Thirdly, they can also keep track of their payment deadlines and alerts in their calendars or phone to avoid missing payment deadlines that could lead to the cancellation of coverage. Finally, policyholders should also consider reaching out to their insurers directly if they are unsure about the reinstatement process or deadline. By following these recommendations, policyholders can avoid missed deadlines and maintain continuous insurance coverage.
Recommendations for Policyholders and Insurance Companies Alike
The reinstatement of a policy is a critical factor for policyholders and insurance companies alike. There are important time limits that policyholders must be aware of to ensure that they do not miss their deadline for reinstatement. One recommendation for policyholders is to review their policy documents carefully and understand the specific time limits for reinstatement.
They should mark their calendar to ensure they do not miss any deadlines. Additionally, policyholders should communicate with their insurance agent or company if they have any questions or concerns about the reinstatement process. The insurance company may be able to offer solutions or provide extensions if needed.
Policyholders should also take proactive steps to prevent policy lapses, such as setting up automatic payments to ensure that their policy does not lapse due to missed payments. It is essential to keep in mind that missing the deadline for reinstatement could lead to significant financial consequences and may even result in the policyholder losing their coverage entirely.
Time Limits for Policy Reinstatement FAQs
1. What is a reinstatement time limit for insurance policies?
A reinstatement time limit is the period of time within which a policyholder can pay the premiums due on an lapsed insurance policy to restore its validity.
2. Does every insurance policy have a reinstatement time limit?
No, not every insurance policy has a reinstatement time limit. Some policies may have other provisions or terms that address policy lapse and reinstatement, while others may not provide for reinstatement at all. It’s important to review the policy terms and conditions to know if your policy has a reinstatement time limit.
3. What happens if I miss the reinstatement time limit for my insurance policy?
If you miss the reinstatement time limit, your insurance policy may not be reinstated, and you may lose your coverage. Moreover, you may need to go through the underwriting process again to obtain a new policy, which could result in higher premiums or even coverage denial, depending on your health status or other factors.
4. Can an insurance company extend the reinstatement time limit for my policy?
Insurance companies may offer extensions to the reinstatement time limit in certain circumstances, such as a natural disaster, military service, or medical emergency. However, the decision to grant an extension is up to the insurer and based on the individual case. It’s best to contact your insurer to see if an extension is available for your policy.
5. Does the reinstatement time limit differ between types of insurance policies?
Yes, the reinstatement time limit may vary by the type of insurance policy – for example, life insurance policies may have different reinstatement time limits than health insurance policies. It’s essential to check your policy documents or contact your insurer to confirm the time limit for your particular policy and the type of insurance policy.
6. Can I get a refund if I miss the reinstatement time limit for my insurance policy?

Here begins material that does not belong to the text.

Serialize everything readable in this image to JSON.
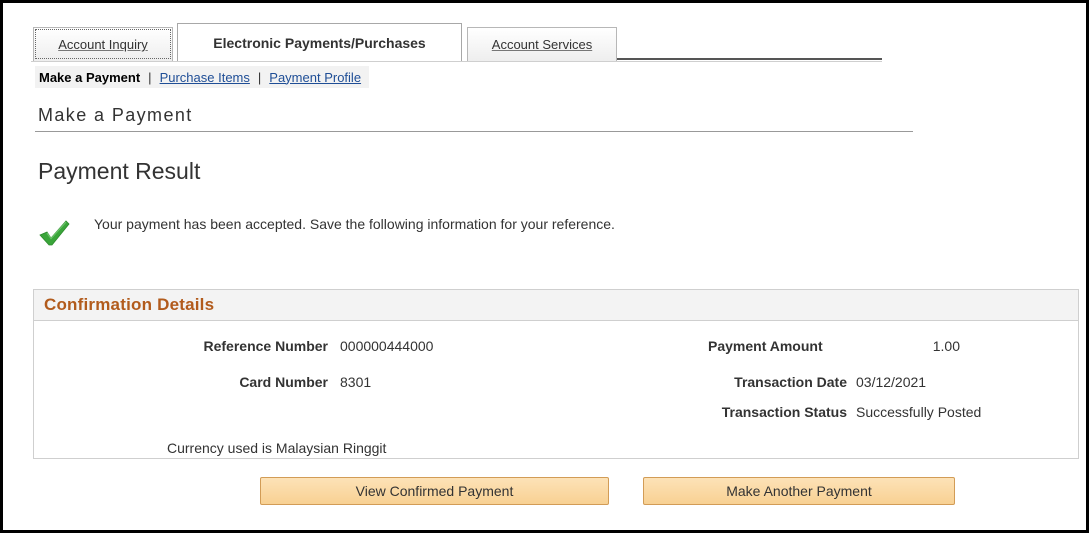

No, you generally cannot receive a refund of any premiums paid if you miss the reinstatement time limit for your insurance policy. In most cases, the insurer will treat the policy as having lapsed and will not restore the coverage retroactively. Thus, it’s vital to make every effort to pay your premiums on time or within the reinstatement period.